~ * ~
Down in the cellar Watkins flipped on the light and gazed sadly at his heavenly host of creations staring out from their less-than-perfect, overworked canvases: their warped backs, their distorting faces, their double, sometimes triple rows of teeth. Their clouds of eyes. Their six wings. Their wings pulled from ruined flesh as if by a giant hand, leaving but a broken stalk of ethereal flesh, and still their mouths forced open, praising all that is holy, Sancte Deus, Amen.
Upstairs he could hear the old priest falling, dragging himself to his portrait, weeping.
—Painting of Angel by Emily Balivet, 2002
About the Author
Steve Rasnic Tem’s latest book is a collection of all his collaborations with his late wife, Melanie Tem: In Concert, which has been published by Centipede Press.

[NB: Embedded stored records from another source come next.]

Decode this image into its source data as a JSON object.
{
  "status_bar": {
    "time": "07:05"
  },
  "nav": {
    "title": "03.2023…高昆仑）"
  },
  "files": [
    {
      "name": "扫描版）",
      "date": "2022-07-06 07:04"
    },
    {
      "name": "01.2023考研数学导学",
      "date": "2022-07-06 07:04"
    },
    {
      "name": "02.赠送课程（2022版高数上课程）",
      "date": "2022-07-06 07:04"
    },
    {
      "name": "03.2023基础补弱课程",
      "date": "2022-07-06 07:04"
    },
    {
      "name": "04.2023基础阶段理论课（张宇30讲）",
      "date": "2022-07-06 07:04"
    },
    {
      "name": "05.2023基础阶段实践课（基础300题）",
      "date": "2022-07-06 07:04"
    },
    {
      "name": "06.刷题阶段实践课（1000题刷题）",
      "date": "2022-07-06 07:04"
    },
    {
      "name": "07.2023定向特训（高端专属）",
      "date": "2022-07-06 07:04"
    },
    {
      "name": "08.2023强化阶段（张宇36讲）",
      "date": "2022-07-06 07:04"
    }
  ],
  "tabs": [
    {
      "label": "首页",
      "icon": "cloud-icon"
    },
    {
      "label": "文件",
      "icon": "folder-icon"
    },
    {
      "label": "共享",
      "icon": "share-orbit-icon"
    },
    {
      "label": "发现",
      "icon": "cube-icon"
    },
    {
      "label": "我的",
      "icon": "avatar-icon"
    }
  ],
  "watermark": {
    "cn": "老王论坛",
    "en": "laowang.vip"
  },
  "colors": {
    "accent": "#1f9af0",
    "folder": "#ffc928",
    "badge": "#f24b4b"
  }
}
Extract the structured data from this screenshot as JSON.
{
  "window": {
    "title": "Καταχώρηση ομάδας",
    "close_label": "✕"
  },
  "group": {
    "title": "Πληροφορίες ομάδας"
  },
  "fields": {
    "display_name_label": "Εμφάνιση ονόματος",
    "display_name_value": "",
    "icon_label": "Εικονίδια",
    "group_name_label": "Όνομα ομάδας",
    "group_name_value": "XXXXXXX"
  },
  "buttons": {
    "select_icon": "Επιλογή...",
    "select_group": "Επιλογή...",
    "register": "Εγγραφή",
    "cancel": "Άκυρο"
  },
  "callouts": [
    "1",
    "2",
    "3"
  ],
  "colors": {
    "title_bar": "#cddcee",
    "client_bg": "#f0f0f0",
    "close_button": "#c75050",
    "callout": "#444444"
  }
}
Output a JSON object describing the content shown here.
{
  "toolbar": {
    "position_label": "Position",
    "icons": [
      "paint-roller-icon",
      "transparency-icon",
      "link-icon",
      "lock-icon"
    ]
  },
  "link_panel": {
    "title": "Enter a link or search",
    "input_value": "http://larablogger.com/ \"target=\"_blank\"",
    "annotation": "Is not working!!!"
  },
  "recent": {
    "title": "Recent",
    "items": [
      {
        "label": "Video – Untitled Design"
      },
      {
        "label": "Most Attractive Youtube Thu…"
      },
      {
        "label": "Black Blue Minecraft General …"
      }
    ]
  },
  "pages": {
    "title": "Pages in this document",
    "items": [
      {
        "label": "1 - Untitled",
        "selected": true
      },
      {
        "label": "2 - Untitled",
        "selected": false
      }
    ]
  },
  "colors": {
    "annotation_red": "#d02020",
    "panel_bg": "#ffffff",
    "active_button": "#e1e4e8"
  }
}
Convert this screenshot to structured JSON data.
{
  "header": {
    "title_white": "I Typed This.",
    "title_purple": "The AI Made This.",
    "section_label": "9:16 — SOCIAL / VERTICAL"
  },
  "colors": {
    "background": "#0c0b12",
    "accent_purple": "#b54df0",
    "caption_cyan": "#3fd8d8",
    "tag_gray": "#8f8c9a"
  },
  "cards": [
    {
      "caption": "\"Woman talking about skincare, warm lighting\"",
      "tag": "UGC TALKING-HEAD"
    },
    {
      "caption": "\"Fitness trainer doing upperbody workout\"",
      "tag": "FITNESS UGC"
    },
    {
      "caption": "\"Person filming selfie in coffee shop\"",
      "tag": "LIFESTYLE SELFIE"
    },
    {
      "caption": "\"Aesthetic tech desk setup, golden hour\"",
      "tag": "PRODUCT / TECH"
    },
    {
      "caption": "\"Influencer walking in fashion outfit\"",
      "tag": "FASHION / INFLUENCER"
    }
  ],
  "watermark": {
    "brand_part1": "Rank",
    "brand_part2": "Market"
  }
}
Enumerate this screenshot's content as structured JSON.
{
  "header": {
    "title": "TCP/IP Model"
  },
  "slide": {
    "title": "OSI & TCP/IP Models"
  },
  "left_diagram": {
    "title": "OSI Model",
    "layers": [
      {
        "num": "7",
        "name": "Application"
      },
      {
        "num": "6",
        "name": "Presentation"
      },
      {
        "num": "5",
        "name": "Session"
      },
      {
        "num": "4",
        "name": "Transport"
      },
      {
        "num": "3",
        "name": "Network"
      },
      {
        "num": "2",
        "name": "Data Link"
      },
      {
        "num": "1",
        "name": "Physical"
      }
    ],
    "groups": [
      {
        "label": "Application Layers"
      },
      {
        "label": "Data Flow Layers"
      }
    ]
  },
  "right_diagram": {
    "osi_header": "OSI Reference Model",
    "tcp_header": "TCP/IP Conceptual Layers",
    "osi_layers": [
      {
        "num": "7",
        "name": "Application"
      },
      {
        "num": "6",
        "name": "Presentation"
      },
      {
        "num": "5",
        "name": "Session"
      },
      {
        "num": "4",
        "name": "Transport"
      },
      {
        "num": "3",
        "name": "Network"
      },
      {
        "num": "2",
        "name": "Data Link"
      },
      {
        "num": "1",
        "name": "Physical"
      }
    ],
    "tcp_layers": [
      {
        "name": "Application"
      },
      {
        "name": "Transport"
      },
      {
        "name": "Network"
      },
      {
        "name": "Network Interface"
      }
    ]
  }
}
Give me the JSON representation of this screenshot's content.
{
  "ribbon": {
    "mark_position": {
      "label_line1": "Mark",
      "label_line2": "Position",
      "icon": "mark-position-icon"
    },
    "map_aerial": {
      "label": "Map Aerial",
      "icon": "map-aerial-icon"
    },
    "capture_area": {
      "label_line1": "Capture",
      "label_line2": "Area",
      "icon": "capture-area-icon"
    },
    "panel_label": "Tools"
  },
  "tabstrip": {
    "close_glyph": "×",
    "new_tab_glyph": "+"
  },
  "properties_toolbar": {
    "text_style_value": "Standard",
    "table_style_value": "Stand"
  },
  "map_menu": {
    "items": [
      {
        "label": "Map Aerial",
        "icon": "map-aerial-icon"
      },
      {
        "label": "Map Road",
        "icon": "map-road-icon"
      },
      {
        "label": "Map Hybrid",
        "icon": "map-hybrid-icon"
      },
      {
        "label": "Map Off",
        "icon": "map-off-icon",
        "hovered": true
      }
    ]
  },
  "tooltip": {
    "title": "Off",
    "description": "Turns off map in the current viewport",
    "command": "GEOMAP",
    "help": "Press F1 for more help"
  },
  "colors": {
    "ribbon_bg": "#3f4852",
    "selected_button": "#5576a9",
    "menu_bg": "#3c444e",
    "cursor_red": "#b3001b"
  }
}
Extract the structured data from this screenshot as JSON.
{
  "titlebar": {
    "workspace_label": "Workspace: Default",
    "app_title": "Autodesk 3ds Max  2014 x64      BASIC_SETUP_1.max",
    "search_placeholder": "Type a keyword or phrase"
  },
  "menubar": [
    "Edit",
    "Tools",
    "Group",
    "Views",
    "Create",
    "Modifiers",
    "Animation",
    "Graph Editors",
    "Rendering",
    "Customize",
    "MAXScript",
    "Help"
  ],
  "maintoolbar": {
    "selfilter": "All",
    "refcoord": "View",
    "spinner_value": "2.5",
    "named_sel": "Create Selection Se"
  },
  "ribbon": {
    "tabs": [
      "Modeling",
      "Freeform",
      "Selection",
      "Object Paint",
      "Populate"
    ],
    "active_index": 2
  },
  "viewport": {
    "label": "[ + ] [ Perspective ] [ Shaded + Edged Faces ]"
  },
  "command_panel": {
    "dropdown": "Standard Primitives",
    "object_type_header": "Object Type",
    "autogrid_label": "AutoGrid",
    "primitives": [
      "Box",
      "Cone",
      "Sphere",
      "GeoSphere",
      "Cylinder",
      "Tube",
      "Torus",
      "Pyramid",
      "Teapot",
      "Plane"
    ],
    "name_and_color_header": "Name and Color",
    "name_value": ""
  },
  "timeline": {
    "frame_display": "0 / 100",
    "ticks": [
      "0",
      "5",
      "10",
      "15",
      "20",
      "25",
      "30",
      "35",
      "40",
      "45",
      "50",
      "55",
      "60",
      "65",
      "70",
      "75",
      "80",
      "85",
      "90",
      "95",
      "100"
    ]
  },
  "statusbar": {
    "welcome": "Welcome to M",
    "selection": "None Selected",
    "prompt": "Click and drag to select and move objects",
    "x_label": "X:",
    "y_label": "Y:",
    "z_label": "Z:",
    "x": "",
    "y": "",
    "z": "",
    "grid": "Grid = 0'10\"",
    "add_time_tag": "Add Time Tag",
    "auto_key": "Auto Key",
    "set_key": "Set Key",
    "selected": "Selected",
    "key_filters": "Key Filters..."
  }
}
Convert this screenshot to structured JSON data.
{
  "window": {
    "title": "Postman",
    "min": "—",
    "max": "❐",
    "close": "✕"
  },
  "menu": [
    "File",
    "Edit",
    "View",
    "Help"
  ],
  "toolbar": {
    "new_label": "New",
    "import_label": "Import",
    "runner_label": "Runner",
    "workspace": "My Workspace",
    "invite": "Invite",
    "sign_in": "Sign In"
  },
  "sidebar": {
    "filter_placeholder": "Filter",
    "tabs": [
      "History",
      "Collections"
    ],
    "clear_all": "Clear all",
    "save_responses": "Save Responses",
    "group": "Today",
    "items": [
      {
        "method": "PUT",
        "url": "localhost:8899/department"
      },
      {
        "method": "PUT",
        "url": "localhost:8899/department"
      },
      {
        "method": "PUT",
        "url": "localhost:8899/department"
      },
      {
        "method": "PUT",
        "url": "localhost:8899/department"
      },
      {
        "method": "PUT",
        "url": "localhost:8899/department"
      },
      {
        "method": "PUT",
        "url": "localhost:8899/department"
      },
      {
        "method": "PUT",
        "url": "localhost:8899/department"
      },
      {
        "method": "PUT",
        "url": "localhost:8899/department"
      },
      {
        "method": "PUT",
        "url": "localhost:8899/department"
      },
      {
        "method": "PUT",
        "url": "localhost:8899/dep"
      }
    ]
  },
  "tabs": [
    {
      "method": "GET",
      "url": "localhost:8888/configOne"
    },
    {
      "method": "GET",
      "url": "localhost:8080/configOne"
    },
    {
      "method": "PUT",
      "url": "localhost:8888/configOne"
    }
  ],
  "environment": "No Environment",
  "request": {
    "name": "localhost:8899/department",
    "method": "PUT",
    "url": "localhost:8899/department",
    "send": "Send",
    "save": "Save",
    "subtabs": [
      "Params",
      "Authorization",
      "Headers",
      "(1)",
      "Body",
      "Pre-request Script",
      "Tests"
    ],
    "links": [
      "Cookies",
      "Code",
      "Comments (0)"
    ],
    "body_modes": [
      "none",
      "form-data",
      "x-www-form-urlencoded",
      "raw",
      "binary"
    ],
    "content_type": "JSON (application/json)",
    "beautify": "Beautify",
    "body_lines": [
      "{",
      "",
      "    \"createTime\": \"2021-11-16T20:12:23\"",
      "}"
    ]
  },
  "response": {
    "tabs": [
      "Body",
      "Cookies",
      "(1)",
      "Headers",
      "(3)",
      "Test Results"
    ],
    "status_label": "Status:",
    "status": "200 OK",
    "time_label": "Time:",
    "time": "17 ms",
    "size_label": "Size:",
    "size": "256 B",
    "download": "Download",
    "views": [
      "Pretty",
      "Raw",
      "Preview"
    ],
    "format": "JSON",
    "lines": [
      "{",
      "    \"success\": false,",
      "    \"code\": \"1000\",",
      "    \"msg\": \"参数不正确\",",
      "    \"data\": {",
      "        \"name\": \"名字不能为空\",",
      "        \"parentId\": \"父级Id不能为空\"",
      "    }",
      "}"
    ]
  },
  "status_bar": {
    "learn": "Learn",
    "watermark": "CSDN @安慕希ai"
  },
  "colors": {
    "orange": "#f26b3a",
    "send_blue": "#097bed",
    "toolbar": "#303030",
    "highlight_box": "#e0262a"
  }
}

Tem has recent and forthcoming stories in Crimewave, Null Immortalis, The Black Book of Horror, Asimov’s and the anthology Werewolves and Shape Shifters, edited by John Skipp.
“In the early stages of thinking about a story I find that stray, rather disparate ideas may wander into the net,” reveals the author. “I’m often not sure how they’re going to fit, or if they’re nothing more than some random distraction.
“In this case I gave the protagonist my own suspicion of complex metaphor (believing it usually hides something we’re not meant to know). And I’ve often wondered about the painters of classical religious art, or anyone devoting their lives to what some would call ‘imaginary beings.’
“I suppose we could consider fantasy and horror writers as part of that category (the devotees, not the imaginary beings).”